Mrs. Rumsfeld Shares Sympathy, Good Wishes With Attack Victims
By Jim Garamone
American Forces Press Service
ARLINGTON, Va., Sep. 13, 2001 The beaming smile of Janice Jackson showed she appreciated the company of Joyce Rumsfeld, who visited Arlington Hospital here today to meet those hurt in the terrorist attack on the Pentagon.
Rumsfeld, wife of the defense secretary, met with military and civilian victims of the Sept. 11 blast. She heard their stories of fear and heroism. She told them that DoD appreciates their sacrifices and rejoices that they lived through the ordeal.

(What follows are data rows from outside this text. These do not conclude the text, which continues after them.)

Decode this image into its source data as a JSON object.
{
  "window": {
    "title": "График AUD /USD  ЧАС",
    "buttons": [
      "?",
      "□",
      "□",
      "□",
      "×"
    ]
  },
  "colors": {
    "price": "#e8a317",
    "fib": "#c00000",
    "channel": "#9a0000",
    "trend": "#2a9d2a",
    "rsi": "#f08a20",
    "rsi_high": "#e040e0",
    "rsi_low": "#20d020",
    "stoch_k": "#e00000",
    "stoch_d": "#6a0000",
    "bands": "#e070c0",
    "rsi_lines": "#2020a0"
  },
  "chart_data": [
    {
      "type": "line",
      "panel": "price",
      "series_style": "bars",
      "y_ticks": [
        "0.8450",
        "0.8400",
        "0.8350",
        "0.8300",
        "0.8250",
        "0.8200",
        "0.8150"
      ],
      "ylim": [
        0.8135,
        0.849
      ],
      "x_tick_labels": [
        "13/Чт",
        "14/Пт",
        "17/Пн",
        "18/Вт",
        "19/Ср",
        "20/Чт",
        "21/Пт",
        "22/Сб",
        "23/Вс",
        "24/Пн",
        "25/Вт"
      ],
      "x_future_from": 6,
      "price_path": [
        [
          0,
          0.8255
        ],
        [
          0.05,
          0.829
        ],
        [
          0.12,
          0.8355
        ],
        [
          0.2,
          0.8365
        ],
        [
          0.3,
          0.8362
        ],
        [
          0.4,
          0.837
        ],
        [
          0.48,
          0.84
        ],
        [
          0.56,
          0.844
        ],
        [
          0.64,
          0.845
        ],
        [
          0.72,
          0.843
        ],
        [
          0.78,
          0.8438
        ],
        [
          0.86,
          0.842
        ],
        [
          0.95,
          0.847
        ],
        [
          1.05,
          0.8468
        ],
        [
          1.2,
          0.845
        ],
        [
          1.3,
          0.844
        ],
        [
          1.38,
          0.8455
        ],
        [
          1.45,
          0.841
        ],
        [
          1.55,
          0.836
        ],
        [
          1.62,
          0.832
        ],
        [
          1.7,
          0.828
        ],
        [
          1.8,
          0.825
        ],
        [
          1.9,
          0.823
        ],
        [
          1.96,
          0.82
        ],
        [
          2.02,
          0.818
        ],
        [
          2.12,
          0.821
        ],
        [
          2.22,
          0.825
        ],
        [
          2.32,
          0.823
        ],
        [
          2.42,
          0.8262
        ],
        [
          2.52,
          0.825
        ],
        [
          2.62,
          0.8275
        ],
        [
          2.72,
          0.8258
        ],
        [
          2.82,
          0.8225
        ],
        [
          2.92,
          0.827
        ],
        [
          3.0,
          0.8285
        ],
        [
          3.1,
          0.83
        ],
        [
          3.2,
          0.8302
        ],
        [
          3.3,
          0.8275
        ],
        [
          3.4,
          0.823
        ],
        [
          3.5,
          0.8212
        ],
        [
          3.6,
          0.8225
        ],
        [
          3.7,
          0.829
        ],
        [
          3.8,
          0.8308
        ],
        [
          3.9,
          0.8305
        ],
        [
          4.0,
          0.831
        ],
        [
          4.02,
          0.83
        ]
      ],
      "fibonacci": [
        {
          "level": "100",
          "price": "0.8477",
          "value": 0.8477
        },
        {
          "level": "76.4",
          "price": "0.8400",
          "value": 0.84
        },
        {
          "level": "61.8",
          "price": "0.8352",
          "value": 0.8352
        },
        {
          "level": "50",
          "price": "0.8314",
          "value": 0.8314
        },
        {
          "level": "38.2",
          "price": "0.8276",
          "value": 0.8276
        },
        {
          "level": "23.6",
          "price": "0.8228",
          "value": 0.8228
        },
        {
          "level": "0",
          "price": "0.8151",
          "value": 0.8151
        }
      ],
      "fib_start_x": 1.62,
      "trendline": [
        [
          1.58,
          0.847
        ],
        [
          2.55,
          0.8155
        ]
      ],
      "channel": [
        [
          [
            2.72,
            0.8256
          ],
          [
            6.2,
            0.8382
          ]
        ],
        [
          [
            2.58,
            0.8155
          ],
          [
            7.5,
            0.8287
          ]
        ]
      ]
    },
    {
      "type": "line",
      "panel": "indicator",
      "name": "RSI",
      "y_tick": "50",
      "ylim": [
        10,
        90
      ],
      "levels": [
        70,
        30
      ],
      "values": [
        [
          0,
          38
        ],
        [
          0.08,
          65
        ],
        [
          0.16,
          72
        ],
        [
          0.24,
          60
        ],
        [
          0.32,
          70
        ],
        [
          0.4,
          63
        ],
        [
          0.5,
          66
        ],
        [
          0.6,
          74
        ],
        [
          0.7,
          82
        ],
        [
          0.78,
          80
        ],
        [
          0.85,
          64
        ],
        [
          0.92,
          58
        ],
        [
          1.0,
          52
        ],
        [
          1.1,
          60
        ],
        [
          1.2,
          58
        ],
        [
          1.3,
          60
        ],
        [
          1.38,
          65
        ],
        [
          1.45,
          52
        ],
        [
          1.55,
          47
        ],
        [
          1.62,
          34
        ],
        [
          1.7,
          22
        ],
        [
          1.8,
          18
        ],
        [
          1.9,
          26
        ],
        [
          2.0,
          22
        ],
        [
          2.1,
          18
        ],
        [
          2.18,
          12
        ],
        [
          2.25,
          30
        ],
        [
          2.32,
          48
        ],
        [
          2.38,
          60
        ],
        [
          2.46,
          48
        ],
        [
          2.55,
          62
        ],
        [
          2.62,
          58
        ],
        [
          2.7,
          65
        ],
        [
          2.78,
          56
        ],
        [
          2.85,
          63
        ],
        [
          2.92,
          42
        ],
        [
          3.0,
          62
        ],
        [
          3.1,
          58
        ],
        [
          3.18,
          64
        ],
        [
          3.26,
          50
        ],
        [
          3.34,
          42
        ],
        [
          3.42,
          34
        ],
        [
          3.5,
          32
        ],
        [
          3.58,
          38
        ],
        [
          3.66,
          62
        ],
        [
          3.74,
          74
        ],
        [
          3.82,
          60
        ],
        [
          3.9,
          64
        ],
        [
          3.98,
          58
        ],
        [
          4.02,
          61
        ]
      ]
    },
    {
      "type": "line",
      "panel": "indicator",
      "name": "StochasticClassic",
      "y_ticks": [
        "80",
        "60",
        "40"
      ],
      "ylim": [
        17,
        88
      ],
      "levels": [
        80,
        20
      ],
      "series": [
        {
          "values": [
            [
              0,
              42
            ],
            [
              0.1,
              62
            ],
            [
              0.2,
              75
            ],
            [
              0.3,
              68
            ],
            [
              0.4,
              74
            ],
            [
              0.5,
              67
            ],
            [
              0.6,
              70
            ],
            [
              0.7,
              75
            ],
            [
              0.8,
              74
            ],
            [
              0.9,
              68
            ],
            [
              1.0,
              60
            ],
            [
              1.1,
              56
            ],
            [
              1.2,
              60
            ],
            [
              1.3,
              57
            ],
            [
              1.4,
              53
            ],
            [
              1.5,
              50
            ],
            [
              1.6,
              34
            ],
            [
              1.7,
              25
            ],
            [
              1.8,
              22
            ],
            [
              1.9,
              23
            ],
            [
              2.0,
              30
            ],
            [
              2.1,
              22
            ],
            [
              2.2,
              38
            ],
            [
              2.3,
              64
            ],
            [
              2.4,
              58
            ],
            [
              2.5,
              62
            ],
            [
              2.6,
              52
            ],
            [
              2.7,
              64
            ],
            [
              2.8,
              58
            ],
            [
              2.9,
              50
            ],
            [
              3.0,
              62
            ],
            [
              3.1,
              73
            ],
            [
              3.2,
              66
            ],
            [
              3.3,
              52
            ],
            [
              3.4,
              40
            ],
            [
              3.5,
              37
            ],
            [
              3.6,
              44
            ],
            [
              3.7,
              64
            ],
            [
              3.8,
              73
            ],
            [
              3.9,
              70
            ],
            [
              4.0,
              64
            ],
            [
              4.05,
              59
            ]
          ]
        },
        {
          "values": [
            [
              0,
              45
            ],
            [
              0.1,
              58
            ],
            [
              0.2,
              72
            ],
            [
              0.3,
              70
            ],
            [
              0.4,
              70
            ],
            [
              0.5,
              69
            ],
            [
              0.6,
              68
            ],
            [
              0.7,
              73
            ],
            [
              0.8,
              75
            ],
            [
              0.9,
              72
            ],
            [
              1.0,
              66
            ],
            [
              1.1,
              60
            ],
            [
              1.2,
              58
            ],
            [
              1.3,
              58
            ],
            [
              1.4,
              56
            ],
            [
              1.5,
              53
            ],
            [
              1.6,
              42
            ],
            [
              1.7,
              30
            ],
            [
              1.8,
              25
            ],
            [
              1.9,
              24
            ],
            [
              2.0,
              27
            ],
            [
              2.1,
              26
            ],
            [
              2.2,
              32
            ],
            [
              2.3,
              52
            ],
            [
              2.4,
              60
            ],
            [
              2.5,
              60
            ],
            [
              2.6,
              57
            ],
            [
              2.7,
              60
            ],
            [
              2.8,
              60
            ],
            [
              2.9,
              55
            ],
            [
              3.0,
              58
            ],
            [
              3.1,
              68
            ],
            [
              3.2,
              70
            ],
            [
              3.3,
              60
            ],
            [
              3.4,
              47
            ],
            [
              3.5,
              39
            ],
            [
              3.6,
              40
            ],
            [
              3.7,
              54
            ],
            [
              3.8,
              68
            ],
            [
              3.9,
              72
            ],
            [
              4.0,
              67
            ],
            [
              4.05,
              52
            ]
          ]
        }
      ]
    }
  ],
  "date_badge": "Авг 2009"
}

She also heard stories of loss, about co-workers who died in the attack. And she spoke of her sense of loss with these victims.
Jackson, an automation expert and civilian contractor, told how her co-workers helped her and how, as she was escaping the fire, she helped another co-worker out of the office. Jackson was burned on her hands, back and head.

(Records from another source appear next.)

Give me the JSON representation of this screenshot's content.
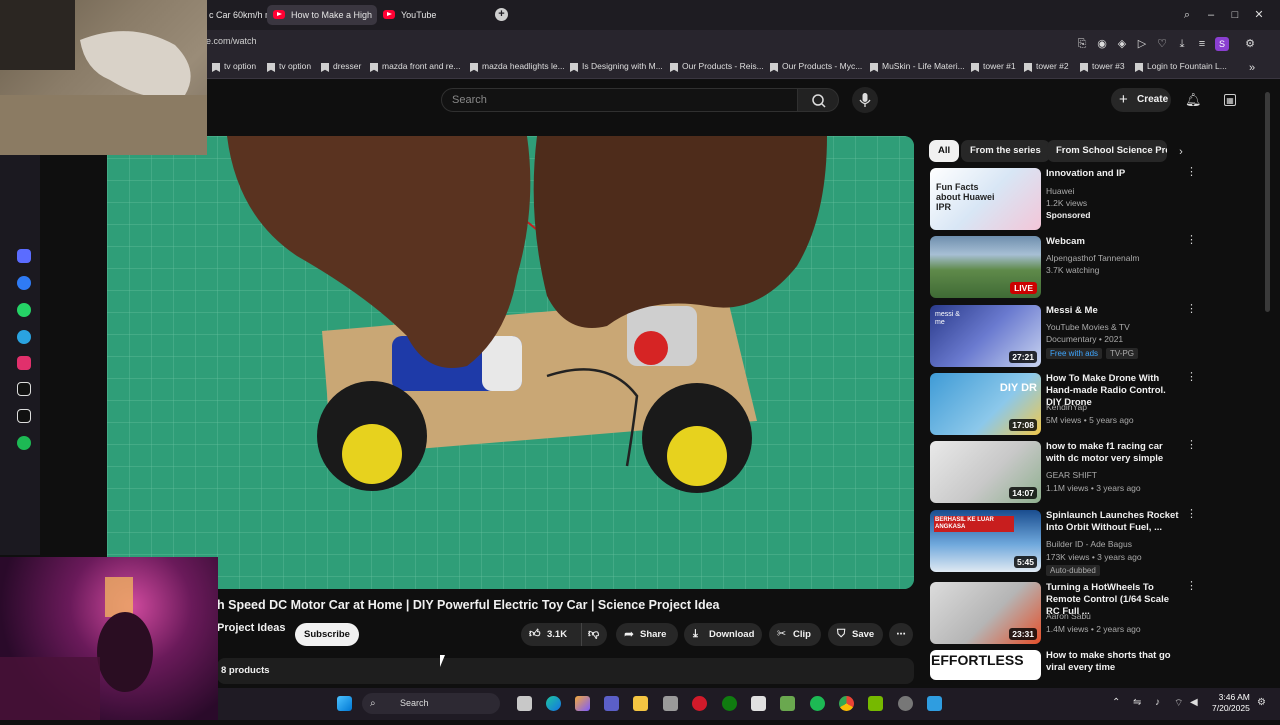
{
  "browser": {
    "tabs": [
      {
        "label": "c Car 60km/h m"
      },
      {
        "label": "How to Make a High"
      },
      {
        "label": "YouTube"
      }
    ],
    "new_tab": "+",
    "url": "e.com/watch",
    "bookmarks": [
      "tv option",
      "tv option",
      "dresser",
      "mazda front and re...",
      "mazda headlights le...",
      "Is Designing with M...",
      "Our Products - Reis...",
      "Our Products - Myc...",
      "MuSkin - Life Materi...",
      "tower #1",
      "tower #2",
      "tower #3",
      "Login to Fountain L..."
    ],
    "profile_letter": "S"
  },
  "header": {
    "search_placeholder": "Search",
    "create_label": "Create"
  },
  "video": {
    "title": "h Speed DC Motor Car at Home | DIY Powerful Electric Toy Car | Science Project Idea",
    "channel": "Project Ideas",
    "subscribe_label": "Subscribe",
    "likes": "3.1K",
    "share_label": "Share",
    "download_label": "Download",
    "clip_label": "Clip",
    "save_label": "Save",
    "products_label": "8 products"
  },
  "chips": [
    "All",
    "From the series",
    "From School Science Pro"
  ],
  "recommendations": [
    {
      "title": "Innovation and IP",
      "line1": "Huawei",
      "line2": "1.2K views",
      "line3": "Sponsored",
      "thumb_text": "Fun Facts about Huawei IPR",
      "duration": "",
      "live": ""
    },
    {
      "title": "Webcam",
      "line1": "Alpengasthof Tannenalm",
      "line2": "3.7K watching",
      "line3": "",
      "thumb_text": "",
      "duration": "",
      "live": "LIVE"
    },
    {
      "title": "Messi & Me",
      "line1": "YouTube Movies & TV",
      "line2": "Documentary • 2021",
      "line3": "",
      "badge1": "Free with ads",
      "badge2": "TV-PG",
      "thumb_text": "messi & me",
      "duration": "27:21",
      "live": ""
    },
    {
      "title": "How To Make Drone With Hand-made Radio Control. DIY Drone",
      "line1": "KendinYap",
      "line2": "5M views • 5 years ago",
      "line3": "",
      "thumb_text": "DIY DR",
      "duration": "17:08",
      "live": ""
    },
    {
      "title": "how to make f1 racing car with dc motor very simple",
      "line1": "GEAR SHIFT",
      "line2": "1.1M views • 3 years ago",
      "line3": "",
      "thumb_text": "",
      "duration": "14:07",
      "live": ""
    },
    {
      "title": "Spinlaunch Launches Rocket Into Orbit Without Fuel, ...",
      "line1": "Builder ID - Ade Bagus",
      "line2": "173K views • 3 years ago",
      "line3": "Auto-dubbed",
      "thumb_text": "BERHASIL KE LUAR ANGKASA",
      "duration": "5:45",
      "live": ""
    },
    {
      "title": "Turning a HotWheels To Remote Control (1/64 Scale RC Full ...",
      "line1": "Aaron Sabu",
      "line2": "1.4M views • 2 years ago",
      "line3": "",
      "thumb_text": "",
      "duration": "23:31",
      "live": ""
    },
    {
      "title": "How to make shorts that go viral every time",
      "line1": "",
      "line2": "",
      "line3": "",
      "thumb_text": "EFFORTLESS",
      "duration": "",
      "live": ""
    }
  ],
  "taskbar": {
    "search_label": "Search",
    "time": "3:46 AM",
    "date": "7/20/2025"
  },
  "colors": {
    "accent_red": "#ff0033",
    "background": "#0f0f0f",
    "video_mat": "#2f9e78"
  }
}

"When I was in there," she told Rumsfeld, "I thought about my kids and that I was going to get out."
Sheila Moody had just started her second day on the job at the Pentagon when the plane hit. She told Rumsfeld of an incredible rescue.
After the explosion, Moody and another woman struggled to reach a window in an attempt to flee the building. Neither had a clue what had happened nor that a gaping hole had been blown in the building, she said.
"A soldier, I believe his name was Cpl. Burns, he came in with a fire extinguisher," Moody continued. "I heard him say, 'Is anybody in there?' And I said, 'Yes, we're here!'"
The smoke got too thick for Moody to breathe. She had to clap her hands to get the corporal's attention. "He did and came toward the sound and he put out the flames between us. I stepped over some of the rubble and he led me outside," she said.
She told the corporal about the other woman inside. The man turned around, went back in and rescued her. "He's an angel to have come in to get me," Moody concluded.
Rumsfeld also visited Dalisay Olaes, a victim being treated in the hospital intensive care unit. She escaped the building by following "my specialist." Spc. Michael Petrovich, she said, rescued her and led her to an open window. She and Army Lt. Col. Marilyn Wills, now in an adjacent ICU room, jumped to safety.
"The colonel said we had to jump or we were going to burn," Olaes said. "I did. I must have nine lives."
"I feel lucky that I got to see them and a regret that they're here," Rumsfeld said following the visit. "They are just courageous, wonderful human beings. They all expressed their horror at what happened and yet they are incredibly strong and eager to get back."